-- the Financial Services and Markets Bill with Lord Caithness, Lord Ahmed
and Tim Lawson-Cruttenden, the harassment lawyer
-- the Welsh Pound with Jane Taylor, Bernard Lietaer, Margrit Kennedy and
-- the website http://intraforum.net/money
A welcome was extended to new participants and introductions made.
Before the Speaker for the evening we reviewed the situation now so much
more widely recognised after Seattle. Up to two trillion $s change hands
every day on world currency markets. Of that about 95% is unproductive
speculation - buying and selling to make a profit - betting on boom or
bust. In 1970 90% of this level of global trading was like blood to a
genuine economy and 10% the cancer of speculation. By 1997 5% was for
useful purpose and 95% the cancer.
A variety of people spoke of work to effect change in various localities,
which was encouraging, even while indicating how massive the problem and
relatively small the number of serious propositions to effect fundamental
Sabine recommended the Early Day Motion web site that helped us to see
where change could be sought with which MPs, as appropriate. There was no
sense of dissent when it was suggested in summary that financial capitalism
as now rampant is the mortal enemy of democracy.
Gill Hankey from the Bankruptcy Advisory Servicing , speaking from the
intense personal experience which drove her to try to confront the problem
and seek prevention of the expanding disastrous situation, outlined the
need for urgent action.
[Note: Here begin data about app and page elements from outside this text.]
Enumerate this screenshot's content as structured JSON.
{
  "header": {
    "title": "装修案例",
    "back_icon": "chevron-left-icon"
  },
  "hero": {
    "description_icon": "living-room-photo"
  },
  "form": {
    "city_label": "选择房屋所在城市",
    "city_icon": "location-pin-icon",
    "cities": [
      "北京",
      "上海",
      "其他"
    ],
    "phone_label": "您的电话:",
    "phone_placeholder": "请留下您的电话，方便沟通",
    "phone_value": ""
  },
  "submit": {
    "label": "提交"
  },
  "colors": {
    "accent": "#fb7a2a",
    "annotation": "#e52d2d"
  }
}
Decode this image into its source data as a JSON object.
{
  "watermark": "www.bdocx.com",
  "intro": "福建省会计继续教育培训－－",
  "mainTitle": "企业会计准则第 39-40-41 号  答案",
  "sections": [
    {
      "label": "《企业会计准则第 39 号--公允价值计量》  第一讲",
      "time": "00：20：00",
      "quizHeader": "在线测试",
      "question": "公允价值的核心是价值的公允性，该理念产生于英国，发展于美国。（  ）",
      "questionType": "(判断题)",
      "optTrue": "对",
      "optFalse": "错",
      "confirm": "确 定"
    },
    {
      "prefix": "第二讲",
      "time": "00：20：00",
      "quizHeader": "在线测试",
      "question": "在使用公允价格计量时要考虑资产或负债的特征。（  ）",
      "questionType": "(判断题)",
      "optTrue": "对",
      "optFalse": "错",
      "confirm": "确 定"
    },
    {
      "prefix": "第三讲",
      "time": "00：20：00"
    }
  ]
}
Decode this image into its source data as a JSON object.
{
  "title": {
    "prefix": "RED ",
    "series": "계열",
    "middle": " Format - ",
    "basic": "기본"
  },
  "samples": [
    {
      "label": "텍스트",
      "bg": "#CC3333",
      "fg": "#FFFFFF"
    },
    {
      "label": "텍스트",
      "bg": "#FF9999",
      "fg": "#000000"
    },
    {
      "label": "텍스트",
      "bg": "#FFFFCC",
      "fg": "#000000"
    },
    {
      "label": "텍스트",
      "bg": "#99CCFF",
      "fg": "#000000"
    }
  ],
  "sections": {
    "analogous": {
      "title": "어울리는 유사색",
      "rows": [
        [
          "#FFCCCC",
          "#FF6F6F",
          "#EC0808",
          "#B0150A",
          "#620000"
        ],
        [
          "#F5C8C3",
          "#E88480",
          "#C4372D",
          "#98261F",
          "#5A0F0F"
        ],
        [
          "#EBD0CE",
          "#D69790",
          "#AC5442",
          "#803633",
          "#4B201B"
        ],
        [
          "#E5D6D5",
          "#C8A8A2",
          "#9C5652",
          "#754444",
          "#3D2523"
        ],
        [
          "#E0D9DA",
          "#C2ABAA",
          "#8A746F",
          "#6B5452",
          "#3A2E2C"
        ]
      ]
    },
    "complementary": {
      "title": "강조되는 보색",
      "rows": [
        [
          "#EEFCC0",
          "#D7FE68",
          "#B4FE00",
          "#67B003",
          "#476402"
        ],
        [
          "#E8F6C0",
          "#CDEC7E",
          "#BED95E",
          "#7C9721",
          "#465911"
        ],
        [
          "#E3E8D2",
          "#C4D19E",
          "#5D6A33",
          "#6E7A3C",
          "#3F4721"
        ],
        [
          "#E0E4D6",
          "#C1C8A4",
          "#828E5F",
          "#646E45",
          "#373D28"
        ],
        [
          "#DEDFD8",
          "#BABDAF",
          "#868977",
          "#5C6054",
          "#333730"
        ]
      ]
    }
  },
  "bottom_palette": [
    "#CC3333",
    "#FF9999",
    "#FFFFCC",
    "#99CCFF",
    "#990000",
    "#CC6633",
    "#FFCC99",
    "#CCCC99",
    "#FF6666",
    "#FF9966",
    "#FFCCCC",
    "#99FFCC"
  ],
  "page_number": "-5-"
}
Huge numbers of bankruptcies to innocent business
people are occurring because of a combination of reasons mounting over the
last twelve years:-
- new shopping style is a death for many small independent retailers
- cheaper international travel
- lease agreements too long and long term loans often have hidden immediate
- personal guarantors now needed even for Ltd Companies
- credit availability and irresponsible lending more serious than
- knock-on effect of price cutting under acute competitiveness
- cost of bankruptcy to individuals in physical and mental stress
- loss of tourism in many areas
- high utility costs in low economically active areas
- legal aid withdrawal
- sudden random demands to deal with unconnected problems
- banks often have competing clients - this must be banned.
- the loss of proper jobs is leading many to doomed attempts to turn
hobbies into businesses.
From 1500-2000 per year in the 80s, bankruptcies now running at 30,000 per
year. The proposal to shorten the term before discharge to six months is an
important step for bankrupts. She estimates that 90 - 95% of them are
innocent ! And credit reference agencies must now be forced to accept this.
A change of attitude is required and an Insolvency Practices Council will
be formed to monitor and review. The Society of Practitioners of Insolvency
will change to the Business Restructuring Service.
Less than 5% of bankruptcies are judged to be contrived, though there is a
worrying trend for consumer debtors to be taking the way of bankruptcy when
they have already benefited
Enforced voluntary insolvency was not recommended as often more stringent
conditions are imposed and can push back to the five years term again.
Informal negotiation more effective. There are deals to be done for lower
fees than insolvency.
Inspection and administration roles must be separated.